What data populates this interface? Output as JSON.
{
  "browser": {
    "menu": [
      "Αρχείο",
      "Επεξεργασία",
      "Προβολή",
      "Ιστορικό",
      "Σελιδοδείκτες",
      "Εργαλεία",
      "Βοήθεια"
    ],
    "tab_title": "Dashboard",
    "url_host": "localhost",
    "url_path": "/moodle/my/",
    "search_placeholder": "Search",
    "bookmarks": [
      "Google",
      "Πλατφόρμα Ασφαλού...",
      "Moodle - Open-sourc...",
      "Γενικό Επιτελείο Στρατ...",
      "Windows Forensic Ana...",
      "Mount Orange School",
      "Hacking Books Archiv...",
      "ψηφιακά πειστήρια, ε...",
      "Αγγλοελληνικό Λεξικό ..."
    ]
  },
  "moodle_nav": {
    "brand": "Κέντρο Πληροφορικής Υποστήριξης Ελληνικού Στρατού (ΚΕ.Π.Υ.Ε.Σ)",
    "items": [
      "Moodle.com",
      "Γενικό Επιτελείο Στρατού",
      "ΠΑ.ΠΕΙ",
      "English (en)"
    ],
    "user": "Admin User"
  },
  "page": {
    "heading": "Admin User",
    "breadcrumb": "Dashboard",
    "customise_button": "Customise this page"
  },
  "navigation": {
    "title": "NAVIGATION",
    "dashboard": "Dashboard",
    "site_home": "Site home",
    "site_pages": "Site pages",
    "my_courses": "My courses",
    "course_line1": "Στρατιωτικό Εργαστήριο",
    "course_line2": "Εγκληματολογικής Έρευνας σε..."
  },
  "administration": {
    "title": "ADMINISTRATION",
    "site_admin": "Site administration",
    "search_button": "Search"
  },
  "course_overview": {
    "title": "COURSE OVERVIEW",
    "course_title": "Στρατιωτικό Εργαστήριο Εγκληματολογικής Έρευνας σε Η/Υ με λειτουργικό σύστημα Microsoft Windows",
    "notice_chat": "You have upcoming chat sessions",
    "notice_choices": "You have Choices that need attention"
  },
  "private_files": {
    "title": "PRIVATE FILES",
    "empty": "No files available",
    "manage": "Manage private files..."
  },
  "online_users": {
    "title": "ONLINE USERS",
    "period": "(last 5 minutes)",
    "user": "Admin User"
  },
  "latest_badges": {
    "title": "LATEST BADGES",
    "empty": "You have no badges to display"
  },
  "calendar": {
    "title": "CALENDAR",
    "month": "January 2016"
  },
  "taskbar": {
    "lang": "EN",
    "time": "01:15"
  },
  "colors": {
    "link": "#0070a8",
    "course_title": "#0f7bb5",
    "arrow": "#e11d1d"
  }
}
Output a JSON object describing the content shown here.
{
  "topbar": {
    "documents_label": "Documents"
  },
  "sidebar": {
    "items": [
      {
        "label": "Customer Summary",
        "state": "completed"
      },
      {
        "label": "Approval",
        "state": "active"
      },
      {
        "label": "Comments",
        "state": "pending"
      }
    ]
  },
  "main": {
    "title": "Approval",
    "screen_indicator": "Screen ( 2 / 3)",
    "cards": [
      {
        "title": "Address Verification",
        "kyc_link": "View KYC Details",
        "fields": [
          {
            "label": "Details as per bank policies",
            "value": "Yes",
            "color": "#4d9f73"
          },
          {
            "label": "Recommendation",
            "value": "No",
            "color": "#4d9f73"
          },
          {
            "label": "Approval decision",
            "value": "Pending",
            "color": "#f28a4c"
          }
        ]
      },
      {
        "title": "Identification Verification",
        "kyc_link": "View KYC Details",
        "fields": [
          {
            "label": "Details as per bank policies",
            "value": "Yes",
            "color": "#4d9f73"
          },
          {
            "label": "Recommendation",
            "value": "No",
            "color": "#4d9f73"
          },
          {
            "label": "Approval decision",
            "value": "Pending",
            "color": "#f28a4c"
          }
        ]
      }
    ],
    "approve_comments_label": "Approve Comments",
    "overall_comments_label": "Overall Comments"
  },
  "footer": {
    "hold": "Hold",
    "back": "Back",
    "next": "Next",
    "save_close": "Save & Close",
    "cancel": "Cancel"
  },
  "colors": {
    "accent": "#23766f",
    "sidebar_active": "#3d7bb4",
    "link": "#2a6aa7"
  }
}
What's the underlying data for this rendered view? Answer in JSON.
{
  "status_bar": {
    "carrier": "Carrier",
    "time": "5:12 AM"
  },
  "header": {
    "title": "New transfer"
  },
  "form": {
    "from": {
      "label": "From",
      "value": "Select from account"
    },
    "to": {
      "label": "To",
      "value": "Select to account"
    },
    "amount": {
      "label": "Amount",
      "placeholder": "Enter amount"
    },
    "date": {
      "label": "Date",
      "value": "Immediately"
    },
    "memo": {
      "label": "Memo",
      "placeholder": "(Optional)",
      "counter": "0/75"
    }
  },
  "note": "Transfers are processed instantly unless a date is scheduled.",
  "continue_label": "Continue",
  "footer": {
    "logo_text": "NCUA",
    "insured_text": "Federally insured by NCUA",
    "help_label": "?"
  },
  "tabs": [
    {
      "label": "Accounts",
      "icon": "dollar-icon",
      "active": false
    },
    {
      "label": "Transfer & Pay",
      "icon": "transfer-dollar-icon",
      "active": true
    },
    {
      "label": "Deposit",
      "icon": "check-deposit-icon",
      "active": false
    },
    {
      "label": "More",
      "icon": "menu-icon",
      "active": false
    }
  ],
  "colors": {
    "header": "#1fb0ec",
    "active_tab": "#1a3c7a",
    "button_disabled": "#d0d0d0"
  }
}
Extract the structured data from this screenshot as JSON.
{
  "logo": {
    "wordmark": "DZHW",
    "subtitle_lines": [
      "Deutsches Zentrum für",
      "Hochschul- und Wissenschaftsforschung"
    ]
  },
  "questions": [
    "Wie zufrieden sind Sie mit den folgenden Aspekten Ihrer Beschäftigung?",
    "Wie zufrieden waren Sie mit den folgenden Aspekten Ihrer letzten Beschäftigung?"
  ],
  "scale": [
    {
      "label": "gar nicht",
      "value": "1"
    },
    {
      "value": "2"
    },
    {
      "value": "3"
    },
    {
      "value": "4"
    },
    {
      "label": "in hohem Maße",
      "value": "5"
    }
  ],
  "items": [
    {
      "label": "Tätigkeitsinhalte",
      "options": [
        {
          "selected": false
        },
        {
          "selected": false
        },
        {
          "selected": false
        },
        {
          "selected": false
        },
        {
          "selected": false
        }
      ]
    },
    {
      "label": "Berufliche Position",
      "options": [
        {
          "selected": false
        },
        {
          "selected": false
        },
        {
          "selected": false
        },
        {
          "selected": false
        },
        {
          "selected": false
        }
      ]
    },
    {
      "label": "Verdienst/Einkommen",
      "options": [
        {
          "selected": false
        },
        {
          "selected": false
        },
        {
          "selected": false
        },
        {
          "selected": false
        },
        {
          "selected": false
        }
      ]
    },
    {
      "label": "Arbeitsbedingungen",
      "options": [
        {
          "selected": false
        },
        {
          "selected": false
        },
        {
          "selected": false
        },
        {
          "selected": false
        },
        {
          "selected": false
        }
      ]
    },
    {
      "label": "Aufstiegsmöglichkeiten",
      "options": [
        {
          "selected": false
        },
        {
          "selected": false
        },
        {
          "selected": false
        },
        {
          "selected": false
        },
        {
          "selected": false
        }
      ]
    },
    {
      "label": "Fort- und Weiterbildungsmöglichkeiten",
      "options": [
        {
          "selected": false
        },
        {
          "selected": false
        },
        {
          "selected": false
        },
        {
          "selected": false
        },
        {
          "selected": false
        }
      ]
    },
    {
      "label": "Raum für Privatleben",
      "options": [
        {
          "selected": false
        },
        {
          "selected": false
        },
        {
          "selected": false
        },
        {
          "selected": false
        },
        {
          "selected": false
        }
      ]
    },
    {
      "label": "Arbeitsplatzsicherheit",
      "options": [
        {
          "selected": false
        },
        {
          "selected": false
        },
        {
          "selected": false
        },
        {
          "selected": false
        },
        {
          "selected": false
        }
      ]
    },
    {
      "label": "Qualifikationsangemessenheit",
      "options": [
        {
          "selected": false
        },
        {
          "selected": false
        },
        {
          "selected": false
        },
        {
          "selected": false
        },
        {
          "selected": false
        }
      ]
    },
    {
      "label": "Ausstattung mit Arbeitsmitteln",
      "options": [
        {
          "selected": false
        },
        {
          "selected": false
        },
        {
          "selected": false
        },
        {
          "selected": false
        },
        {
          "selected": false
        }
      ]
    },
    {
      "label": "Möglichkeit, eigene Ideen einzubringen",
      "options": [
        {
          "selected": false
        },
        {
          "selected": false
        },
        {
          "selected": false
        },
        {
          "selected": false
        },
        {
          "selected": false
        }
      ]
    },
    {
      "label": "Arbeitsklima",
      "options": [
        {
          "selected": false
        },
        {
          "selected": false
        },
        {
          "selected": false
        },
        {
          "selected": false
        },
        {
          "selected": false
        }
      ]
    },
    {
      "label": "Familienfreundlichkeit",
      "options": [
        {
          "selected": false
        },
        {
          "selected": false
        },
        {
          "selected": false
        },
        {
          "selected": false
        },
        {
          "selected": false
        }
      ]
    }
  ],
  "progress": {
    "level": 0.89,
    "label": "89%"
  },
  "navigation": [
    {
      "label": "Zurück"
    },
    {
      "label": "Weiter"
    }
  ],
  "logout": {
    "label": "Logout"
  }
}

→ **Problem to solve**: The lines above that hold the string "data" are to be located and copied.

→ **Finished task**:
What data populates this interface? Output as JSON.
What's the underlying data for this rendered view? Answer in JSON.
Extract the structured data from this screenshot as JSON.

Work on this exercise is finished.